How fast does the average boat depreciate?
When you make a significant purchase like a new or gently used boat, you want to know how your investment will hold up in the long term. While there are general rules of thumb in the automotive world for vehicle depreciation, boats are a little more difficult to predict because owners typically take more ownership over maintenance, they often are equipped with more accessories, and the market isn’t as vast. With those and other variables to account for, it’s impossible to make definitive statements about boat depreciation, but we’ll look to give you general expectations in this blog.
A new boat is expected to depreciate for anywhere from 7 to 10 years after purchase, on average. After that 10 year mark, you can generally expect your boat to be worth $100 per each foot of the boat. This estimation is assuming regular use and wear and tear and no special equipment or upgrades that would raise the boat’s value. Of course, if you keep your boat in pristine condition, upgrade and maintain parts, and add accessories, you’ll likely ask for more than the estimation outlined above.

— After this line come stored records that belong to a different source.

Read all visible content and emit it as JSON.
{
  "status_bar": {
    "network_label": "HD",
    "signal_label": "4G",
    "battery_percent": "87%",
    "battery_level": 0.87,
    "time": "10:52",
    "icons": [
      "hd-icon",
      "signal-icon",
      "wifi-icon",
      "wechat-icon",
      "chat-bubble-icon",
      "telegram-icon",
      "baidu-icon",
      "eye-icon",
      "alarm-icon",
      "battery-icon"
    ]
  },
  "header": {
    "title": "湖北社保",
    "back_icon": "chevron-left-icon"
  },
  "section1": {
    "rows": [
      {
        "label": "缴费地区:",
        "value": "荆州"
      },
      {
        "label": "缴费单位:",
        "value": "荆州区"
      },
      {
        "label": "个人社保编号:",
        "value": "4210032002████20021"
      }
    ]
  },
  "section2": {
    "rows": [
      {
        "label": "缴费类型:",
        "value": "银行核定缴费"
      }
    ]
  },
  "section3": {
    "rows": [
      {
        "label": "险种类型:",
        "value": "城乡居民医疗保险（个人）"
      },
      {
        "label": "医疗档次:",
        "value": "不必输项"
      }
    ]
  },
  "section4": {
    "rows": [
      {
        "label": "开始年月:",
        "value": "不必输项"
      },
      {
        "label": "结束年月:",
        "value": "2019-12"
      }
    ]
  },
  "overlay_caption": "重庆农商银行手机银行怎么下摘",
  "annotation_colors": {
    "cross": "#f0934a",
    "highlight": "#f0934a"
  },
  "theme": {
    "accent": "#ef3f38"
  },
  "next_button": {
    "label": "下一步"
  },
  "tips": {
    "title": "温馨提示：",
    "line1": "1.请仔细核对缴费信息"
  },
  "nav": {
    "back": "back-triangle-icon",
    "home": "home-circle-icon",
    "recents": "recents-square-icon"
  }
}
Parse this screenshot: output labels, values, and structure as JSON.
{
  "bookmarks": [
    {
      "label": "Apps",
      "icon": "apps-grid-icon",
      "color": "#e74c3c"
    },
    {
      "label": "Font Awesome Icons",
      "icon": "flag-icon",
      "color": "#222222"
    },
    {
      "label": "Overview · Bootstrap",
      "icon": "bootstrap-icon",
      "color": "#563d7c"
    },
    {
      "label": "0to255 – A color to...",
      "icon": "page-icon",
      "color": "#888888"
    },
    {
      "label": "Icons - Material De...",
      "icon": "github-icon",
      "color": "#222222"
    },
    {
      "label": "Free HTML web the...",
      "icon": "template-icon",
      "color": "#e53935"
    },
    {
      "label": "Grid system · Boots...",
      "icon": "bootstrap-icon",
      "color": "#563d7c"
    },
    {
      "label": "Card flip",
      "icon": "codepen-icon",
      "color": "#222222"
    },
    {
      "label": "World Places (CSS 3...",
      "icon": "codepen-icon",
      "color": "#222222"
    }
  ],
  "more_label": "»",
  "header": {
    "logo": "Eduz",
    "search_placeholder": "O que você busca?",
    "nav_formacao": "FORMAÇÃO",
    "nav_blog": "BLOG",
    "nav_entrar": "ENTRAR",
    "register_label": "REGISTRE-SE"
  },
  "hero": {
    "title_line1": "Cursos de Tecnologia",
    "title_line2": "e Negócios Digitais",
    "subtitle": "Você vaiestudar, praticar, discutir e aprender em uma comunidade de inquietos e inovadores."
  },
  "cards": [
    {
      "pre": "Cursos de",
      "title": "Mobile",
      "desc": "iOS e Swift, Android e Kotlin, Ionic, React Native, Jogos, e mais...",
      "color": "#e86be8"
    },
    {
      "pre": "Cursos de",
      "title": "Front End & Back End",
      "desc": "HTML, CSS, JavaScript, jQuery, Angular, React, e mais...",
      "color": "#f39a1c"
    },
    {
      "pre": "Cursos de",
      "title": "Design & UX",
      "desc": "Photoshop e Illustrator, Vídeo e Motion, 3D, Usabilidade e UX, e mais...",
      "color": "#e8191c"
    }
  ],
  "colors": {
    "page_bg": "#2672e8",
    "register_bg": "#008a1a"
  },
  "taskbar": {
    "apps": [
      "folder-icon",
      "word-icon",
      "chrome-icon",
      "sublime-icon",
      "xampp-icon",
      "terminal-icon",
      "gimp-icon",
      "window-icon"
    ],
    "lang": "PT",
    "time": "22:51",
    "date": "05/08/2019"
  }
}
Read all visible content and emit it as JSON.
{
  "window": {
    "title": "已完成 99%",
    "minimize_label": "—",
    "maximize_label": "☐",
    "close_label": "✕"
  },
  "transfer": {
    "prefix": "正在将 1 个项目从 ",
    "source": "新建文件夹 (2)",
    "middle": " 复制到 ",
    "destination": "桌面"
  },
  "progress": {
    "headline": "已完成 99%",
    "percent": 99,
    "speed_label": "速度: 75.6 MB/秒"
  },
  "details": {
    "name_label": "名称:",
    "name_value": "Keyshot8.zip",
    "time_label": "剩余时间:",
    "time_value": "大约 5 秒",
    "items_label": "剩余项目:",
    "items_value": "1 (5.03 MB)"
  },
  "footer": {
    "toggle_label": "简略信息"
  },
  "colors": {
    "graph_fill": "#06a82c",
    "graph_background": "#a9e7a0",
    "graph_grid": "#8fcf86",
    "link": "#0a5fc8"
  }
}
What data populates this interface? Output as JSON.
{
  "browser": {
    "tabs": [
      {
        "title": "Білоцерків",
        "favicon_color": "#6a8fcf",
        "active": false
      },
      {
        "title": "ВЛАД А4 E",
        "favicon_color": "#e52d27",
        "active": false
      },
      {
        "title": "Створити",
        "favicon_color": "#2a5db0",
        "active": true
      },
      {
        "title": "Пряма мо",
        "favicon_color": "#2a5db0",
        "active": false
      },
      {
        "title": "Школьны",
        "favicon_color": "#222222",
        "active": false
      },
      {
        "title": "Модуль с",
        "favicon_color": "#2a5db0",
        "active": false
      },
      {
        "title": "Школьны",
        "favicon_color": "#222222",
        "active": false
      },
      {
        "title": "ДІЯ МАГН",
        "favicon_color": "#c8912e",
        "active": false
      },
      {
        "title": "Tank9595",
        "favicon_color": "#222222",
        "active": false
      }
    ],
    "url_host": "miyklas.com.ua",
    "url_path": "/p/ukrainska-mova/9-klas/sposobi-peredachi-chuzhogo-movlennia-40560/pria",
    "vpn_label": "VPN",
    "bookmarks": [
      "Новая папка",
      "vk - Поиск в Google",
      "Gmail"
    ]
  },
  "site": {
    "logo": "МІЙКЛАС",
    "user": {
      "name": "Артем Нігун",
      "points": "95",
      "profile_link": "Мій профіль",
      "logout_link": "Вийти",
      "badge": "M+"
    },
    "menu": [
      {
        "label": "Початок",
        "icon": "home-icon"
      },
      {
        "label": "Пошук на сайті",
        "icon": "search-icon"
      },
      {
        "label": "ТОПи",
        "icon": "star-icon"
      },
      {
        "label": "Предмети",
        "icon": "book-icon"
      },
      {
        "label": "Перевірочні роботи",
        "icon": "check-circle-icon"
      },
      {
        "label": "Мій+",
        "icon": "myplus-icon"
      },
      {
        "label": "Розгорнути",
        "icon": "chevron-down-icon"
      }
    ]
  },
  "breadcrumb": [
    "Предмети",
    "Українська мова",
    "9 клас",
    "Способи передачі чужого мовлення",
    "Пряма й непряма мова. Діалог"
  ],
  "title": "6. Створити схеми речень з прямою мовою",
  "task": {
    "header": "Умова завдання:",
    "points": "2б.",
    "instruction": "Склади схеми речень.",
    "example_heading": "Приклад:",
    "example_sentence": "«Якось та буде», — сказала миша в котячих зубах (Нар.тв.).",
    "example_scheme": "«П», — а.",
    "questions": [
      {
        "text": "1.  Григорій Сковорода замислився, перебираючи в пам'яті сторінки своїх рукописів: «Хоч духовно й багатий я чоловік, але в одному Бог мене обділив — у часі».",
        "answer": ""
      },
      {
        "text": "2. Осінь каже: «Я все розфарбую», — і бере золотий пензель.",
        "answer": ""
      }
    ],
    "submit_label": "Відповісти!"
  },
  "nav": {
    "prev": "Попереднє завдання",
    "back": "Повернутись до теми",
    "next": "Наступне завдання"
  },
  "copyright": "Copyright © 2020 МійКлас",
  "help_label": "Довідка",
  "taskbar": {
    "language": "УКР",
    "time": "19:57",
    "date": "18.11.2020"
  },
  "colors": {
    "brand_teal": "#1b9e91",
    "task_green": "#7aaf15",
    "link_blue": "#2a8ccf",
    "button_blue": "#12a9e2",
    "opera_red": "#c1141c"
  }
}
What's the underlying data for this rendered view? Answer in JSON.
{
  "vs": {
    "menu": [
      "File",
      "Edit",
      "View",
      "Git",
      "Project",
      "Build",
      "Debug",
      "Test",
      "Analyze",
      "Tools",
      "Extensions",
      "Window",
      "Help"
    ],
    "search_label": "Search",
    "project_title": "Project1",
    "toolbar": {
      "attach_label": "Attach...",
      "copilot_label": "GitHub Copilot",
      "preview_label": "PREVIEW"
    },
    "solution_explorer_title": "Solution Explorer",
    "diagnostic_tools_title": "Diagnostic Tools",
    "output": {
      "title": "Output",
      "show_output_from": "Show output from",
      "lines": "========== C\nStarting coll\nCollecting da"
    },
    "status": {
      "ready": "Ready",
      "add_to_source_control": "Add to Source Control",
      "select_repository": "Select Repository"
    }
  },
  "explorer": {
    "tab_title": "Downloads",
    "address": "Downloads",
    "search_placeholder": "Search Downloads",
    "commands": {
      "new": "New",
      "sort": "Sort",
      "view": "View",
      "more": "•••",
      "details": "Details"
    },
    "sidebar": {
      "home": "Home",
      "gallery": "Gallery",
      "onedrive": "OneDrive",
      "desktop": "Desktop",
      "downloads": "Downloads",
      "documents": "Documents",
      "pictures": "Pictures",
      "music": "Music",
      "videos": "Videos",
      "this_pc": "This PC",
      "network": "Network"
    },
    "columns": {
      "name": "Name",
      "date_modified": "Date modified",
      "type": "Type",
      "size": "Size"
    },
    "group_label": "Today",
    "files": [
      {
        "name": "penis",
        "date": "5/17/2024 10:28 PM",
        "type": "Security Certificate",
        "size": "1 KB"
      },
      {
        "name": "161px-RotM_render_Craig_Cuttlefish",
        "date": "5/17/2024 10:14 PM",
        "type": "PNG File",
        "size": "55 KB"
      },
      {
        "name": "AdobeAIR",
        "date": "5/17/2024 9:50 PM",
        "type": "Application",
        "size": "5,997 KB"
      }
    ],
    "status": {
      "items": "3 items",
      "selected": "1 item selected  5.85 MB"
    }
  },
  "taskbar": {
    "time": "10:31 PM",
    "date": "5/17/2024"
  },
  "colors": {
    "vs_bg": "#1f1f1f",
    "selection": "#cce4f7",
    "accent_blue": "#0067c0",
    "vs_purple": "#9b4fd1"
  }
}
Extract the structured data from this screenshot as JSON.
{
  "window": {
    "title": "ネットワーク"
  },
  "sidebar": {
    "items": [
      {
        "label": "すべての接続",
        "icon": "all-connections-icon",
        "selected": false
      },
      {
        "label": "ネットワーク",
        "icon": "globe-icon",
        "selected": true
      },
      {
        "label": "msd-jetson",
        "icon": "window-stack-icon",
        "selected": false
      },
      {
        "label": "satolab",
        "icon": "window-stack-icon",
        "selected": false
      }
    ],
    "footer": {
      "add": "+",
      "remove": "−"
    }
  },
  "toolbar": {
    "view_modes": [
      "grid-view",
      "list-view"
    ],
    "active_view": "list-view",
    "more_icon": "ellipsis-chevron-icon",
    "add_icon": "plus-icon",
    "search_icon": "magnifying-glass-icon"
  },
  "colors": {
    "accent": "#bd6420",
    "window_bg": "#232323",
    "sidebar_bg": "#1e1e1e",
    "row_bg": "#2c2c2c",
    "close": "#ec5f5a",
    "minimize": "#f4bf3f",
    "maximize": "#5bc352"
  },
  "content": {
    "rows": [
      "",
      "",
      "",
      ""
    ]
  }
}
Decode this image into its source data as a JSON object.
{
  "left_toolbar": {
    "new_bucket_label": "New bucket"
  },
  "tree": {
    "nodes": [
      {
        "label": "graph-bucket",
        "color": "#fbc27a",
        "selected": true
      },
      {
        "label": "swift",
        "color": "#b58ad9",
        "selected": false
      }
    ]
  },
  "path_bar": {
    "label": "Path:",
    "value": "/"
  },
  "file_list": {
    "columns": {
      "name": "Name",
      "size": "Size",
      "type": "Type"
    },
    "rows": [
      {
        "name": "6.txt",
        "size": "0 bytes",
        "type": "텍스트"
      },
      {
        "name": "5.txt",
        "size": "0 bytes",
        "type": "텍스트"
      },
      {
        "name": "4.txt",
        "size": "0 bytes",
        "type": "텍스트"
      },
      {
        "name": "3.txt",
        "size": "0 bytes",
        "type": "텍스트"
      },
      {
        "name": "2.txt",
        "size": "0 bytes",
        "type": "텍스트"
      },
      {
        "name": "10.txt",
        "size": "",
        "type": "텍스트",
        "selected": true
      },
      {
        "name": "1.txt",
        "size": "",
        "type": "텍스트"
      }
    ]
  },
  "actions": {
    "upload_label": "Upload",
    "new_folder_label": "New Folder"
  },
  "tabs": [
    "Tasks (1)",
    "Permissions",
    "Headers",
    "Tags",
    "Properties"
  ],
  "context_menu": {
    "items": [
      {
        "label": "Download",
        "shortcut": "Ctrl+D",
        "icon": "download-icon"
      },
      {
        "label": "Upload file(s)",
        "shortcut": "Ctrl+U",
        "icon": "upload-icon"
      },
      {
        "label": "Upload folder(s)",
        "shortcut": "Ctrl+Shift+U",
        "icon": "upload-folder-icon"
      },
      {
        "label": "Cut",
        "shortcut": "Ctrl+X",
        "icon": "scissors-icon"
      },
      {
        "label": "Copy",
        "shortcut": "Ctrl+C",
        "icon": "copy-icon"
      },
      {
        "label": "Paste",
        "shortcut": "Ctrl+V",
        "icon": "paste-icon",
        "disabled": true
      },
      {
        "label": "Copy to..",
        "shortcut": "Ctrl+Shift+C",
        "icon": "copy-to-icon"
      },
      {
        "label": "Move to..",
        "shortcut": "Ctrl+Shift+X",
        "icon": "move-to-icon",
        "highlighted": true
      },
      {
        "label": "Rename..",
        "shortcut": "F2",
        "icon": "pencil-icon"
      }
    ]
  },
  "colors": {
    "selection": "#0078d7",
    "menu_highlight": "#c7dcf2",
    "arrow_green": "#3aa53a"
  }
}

As another general statement, pontoon boats and fishing boats will depreciate faster than many other boats, with the resale value dropping by about 25-30 percent after the first year or two of ownership. On the other side of the coin, sail boats and yachts will depreciate slower and retain about 90 percent of their value after three years of ownership.
While no one wants to see their boat’s value depreciate over time, attention to wear and tear can extend its life and retain its value for well beyond 10 years.
Like automobiles, boats depreciate fastest in the first few years of ownership, which is why many of our Florida customers opt for our huge selection of used boats to find great deals on their next boat.